For example, in Escondido, $375k buys a typical 3-bed, 2-bath house with 1500 to 2000 square feet of living space, on a fraction of an acre lot. This is in the City, mind you, with all its crowding, crime, busy streets, urban and city views. But back in the old country of Valley Center, that same $375k brings buyers a typical minimum 2-acre lot, with a 1300 to 2000 square foot home, and plenty of room to roam.
Of course, the vast majority of Valley Center lots are also zoned to allow horses, chickens, cows, or a small family farm. That same $375k in Valley Center buys a 3-bed, 2-bath home with quiet nights, clear star-filled skies, and frequent coyote concerts with backing vocals by barn owls. In the city, night time sounds often heard are emergency vehicle sirens, honking horns and shrieking car alarms.

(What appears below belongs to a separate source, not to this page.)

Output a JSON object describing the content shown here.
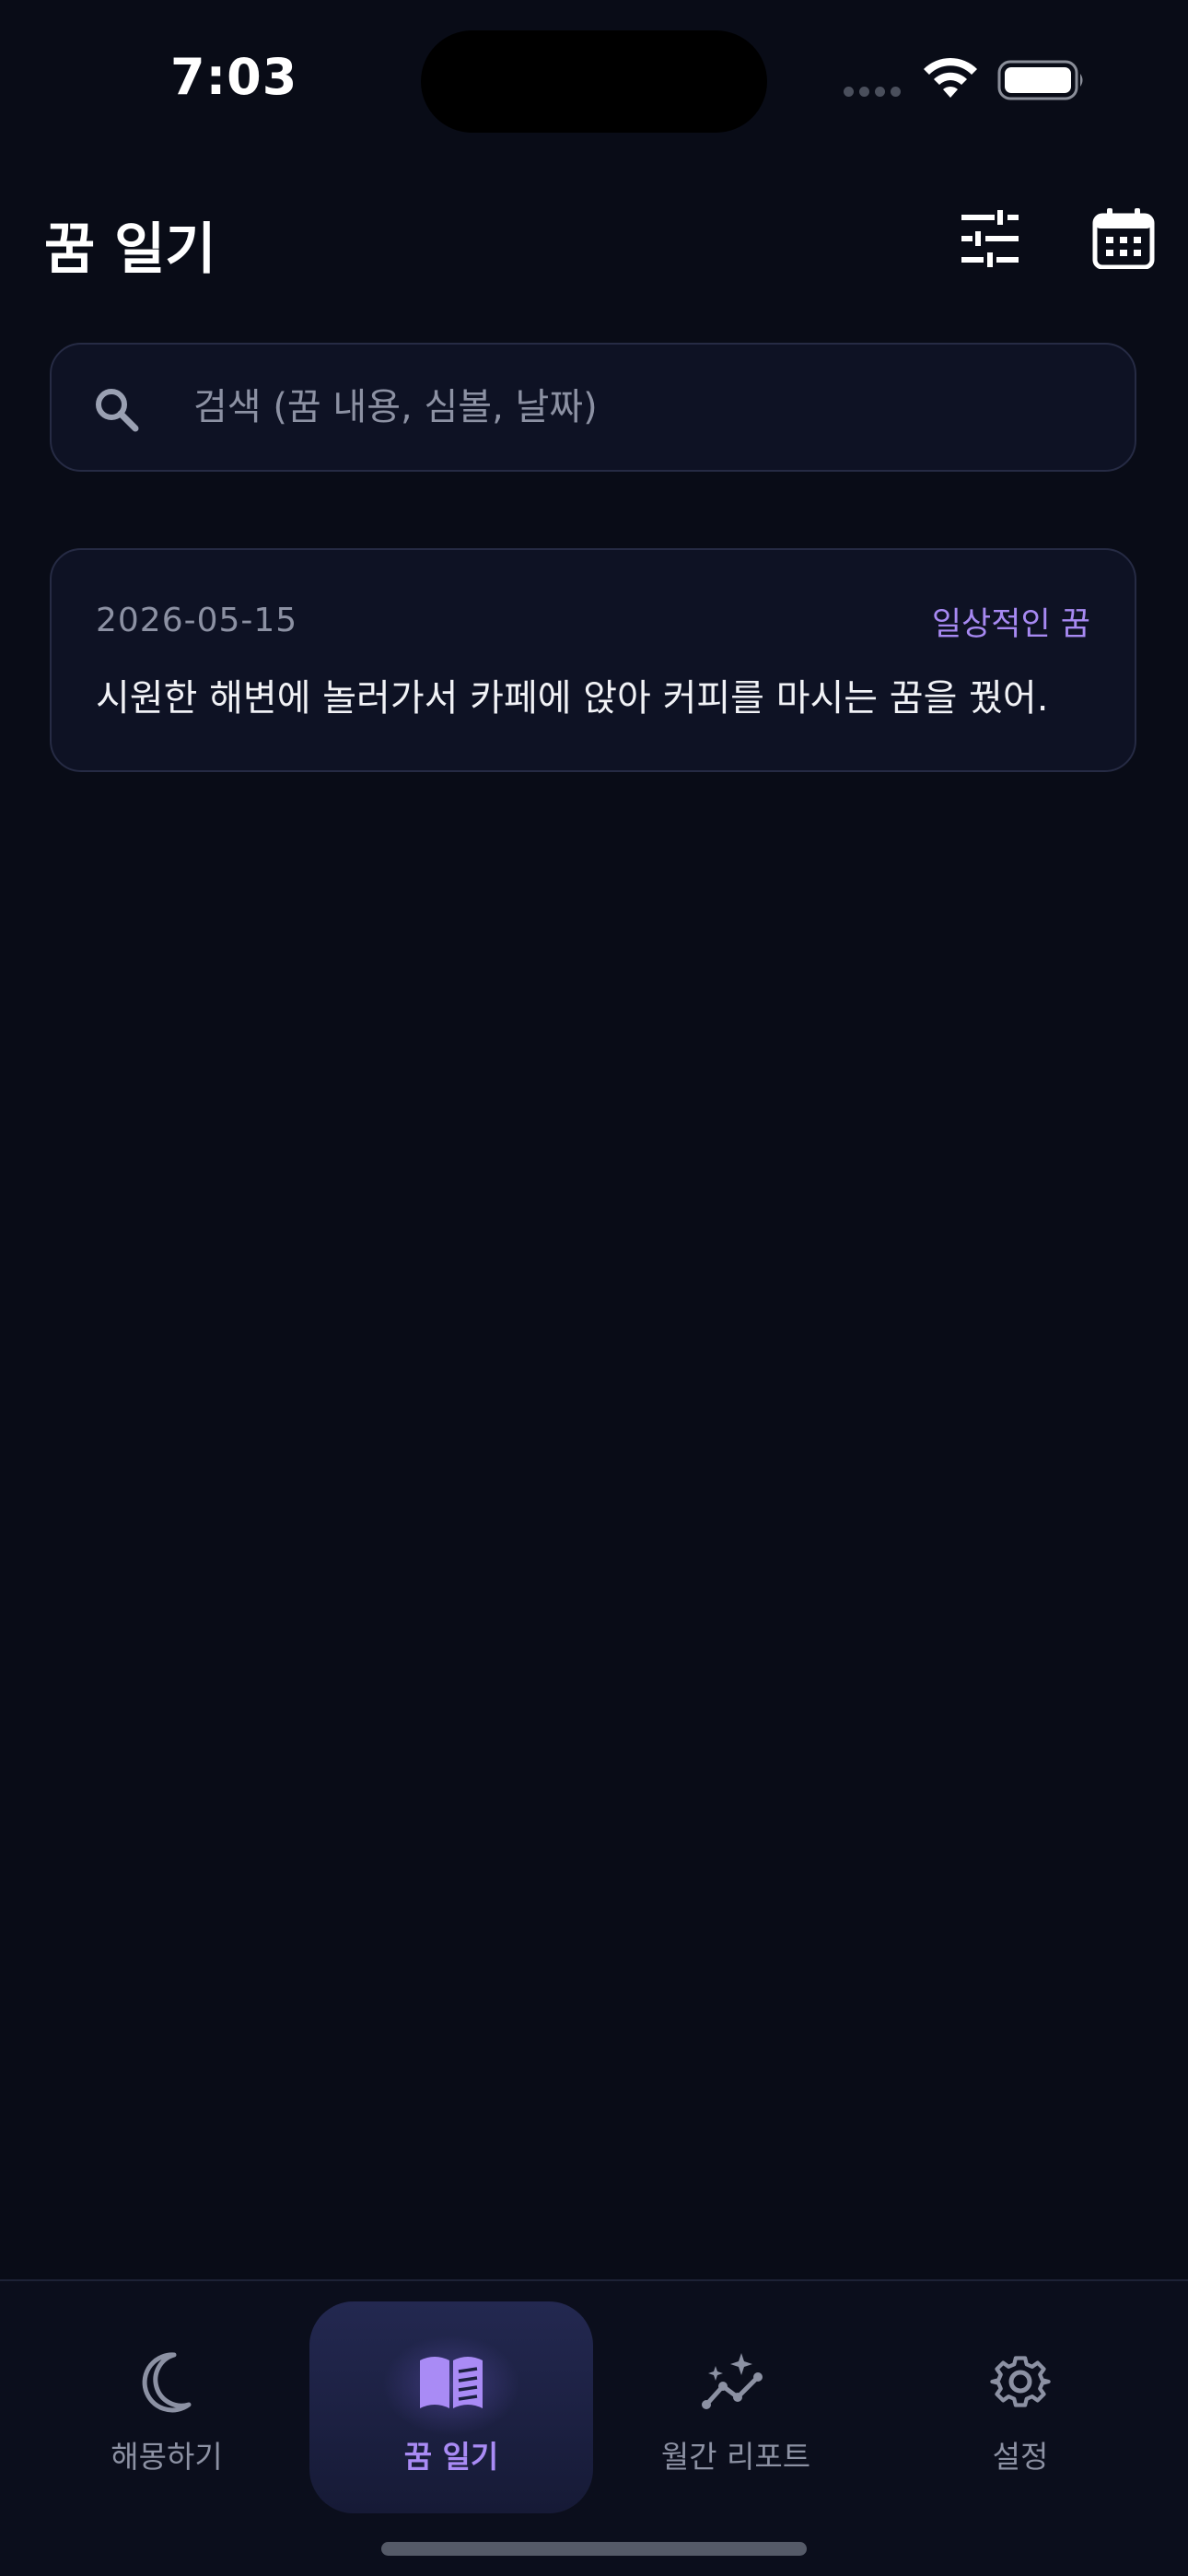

The Valley Center home typically comes with access via free flowing rarely congested country roads rolling through groves and native lands. Indeed, Valley Center offers similar lot sizes and an open country living look and feel much like Rancho Santa Fe, but at a fraction of the price.

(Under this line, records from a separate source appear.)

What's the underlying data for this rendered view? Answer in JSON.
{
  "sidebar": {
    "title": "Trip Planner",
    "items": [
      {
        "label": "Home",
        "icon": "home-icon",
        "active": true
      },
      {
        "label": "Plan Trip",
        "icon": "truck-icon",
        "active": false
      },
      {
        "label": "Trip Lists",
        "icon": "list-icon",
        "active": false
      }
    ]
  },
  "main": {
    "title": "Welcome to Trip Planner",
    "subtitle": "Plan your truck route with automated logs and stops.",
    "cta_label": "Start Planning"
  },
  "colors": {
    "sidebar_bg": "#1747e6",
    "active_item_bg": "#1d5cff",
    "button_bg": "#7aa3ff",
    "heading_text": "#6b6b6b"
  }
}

Yet as a guy who grew up in Escondido from 1967 thru the 1980s, we "Didoites" used to wonder how people could ever live in Valley Center. We used to call Valley Center "The Old Country" and "The Great White North" because it seemed so remote from Escondido.
"Where do you get food? And how can you live so far away from everything," were common questions we denizens of 'Dido would ask VC residents back in the 1980s. Now, living here in VC, we locals understand and accept that once you get over the mental block of the 15-minute drive to Escondido for a major supermarket, Valley Center becomes a great place to live and a superb real estate value.
Even the mobile home parks in Valley Center offer more value for your housing dollar than Escondido and surrounding cities. Consider the monthly fees of $550 at Valley Center's Hideaway Lakes with free unlimited catch and release fishing, and Skyline Ranch mobile home park offers free unlimited golf for $755 space rent per month, with wide-open beautiful surrounding countryside, versus the cluster, crime and city noise of urban Escondido mobile home parks.
Yes, I am a die-hard fan of Valley Center living, with driving distances of just 40 to 60 minutes to the Pacific Ocean, and within a two hour drive of every major climate and attraction Southern California offers.
Mark Larson is a San Diego County native and Valley Center resident for the past 17 years. Larson has completed numerous short sale transactions, and multiple home remodel projects in Valley Center. As a land owner and flower grower, Mark is experienced in various land use opportunities. Mark has two children attending elementary and middle school in Valley Center, and has been farming flowers and managing rental properties in Valley Center since 1993. Larson specializes in helping buyers and sellers find and create value in Valley Center properties. Mark is available to work with clients six days a week, and always available by cell phone to answer client questions. 760-638-0368, email@example.com